Glastonbury Festival Takes Action Against Cultural Appropriation by Banning Headdresses

Kayleen Schaefer

Music festival style — think crochet dresses, crop tops, and glitter makeup — has never been praised as being particularly tasteful. But one staple, the Native American headdress, is seen by some as an especially tacky choice — and now some organizers are banning it. The U.K.’s Glastonbury Festival decided this week that the sale of headdresses would be restricted on the grounds of the fest, and Canada’s Bass Coast Festival has forbid them entirely.

The Glastonbury ruling was a result of an online Change.org petition started by Daniel W. Round that got 65 signatures. “It is an offensive and disrespectful form of cultural appropriation,” Round wrote. “It homogenizes diverse indigenous peoples and it perpetuates damaging, archaic and racist stereotypes.”

Experts agree with Round’s assessment. “The festivals are attempting to provide a space that’s welcoming for all,” David Delgado Shorter, a professor at UCLA who specializes in natives in Hollywood films, shamanism and new age issues, myths, rituals, symbols, tells Yahoo Style. “They want to limit the exhibition of privilege. There’s a historical context that a lot of these festival goers are missing. There are people whose grandparents and great grandparents were alive at the time they were rounding up Native Americans and killing them. It’s not ancient history.”

The fashion and entertainment industry in particular has long been besotted with the look of the feathered topper, which signifies a Native American chief or warrior, and has appropriated it in various ways that have sometimes resulted in public outcry. Victoria’s Secret model Alessandra Ambrosio posted a picture of herself wearing plumes in preparation for this year’s Coachella Valley Music and Arts Festival, angering many of her fans. On Ambrosio’s Facebook page, Jan Medor posted, “Why, oh why, are you wearing a headdress??? You are vulgar and disrespectful to ALL Native Americans. You have no right to wear it. The headdress is earned by Warriors, NOT worn by women or those who have not earned it. I am sooo tired of others thinking they can just take what is not theirs for a ‘fashion’ statement.” 

When producer Pharrell Williams posed in a Native American headdress on the cover of Elle UK’s July issue, fans voiced their displeasure with the Twitter hashtag #NotHappy, a reference to Pharrell’s recent solo hit. Williams issued an apology for wearing the accessory. “I respect and honor every kind of race, background and culture. I am genuinely sorry,” he wrote in a statement. And in 2012, No Doubt pulled a video for a single called “Looking Hot,” which had a Wild West theme and featured tee-pees, headdresses and smoke signals.

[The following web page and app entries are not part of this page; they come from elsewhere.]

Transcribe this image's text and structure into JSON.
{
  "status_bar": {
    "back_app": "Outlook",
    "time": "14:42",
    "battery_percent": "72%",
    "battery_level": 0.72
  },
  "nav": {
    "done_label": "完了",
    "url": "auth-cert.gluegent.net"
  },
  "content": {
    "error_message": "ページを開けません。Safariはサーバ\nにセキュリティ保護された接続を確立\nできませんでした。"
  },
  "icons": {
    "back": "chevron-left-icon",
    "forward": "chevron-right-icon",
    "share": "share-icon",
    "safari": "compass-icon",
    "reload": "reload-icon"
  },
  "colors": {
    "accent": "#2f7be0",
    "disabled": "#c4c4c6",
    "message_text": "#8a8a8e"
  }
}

In addition, Lana Del Rey, Khloe Kardashian, Ke$ha, and Urban Outfitters have all appropriated the look and been scolded for their actions. 

"I understand that we want to live in a post-modern world where we can wear a dot on our head or a sari, but the headdress isn’t a fashion item," Shorter says. "We have to resist turning the Indian into something silly or surface level." 

On social media, however, many people reacted to the Glastonbury decision by saying it was too strict and that people should be able to wear what they want to. “I am torn,” @LoveUrMonster tweeted. “I feel headdresses are very beautiful and I always love to see them.” Tim Smith, a student at City University London, tweeted, “#Glastonbury banning headdress sales sends out all the wrong messages. Cultures don’t own their traditional dress and should share.”

Jessica Metcalfe, Ph.D., author and owner of Beyond Buckskin, a website and online retailer dedicated to Native American artists and designers, agrees that headdresses shouldn’t be worn as a fashion statement. She tells Yahoo Style that Native Americans themselves have been asking festival goers to stop wearing them for years and is glad that the festival organizers are finally stepping in. 

"The festival organizers are starting to understand the sacred and important cultural aspects of the headdress and want to respect that however they can," she says. "However, on the other hand, we still have concert goers who think that wearing a headdress is not only acceptable, but is cool. Several Native American people have asked festival participants to not wear headdresses merely as a fashion statement, but our requests fall on deaf ears — which is unfortunate — but it is also great to have festival organizers align themselves with Native people on this issue."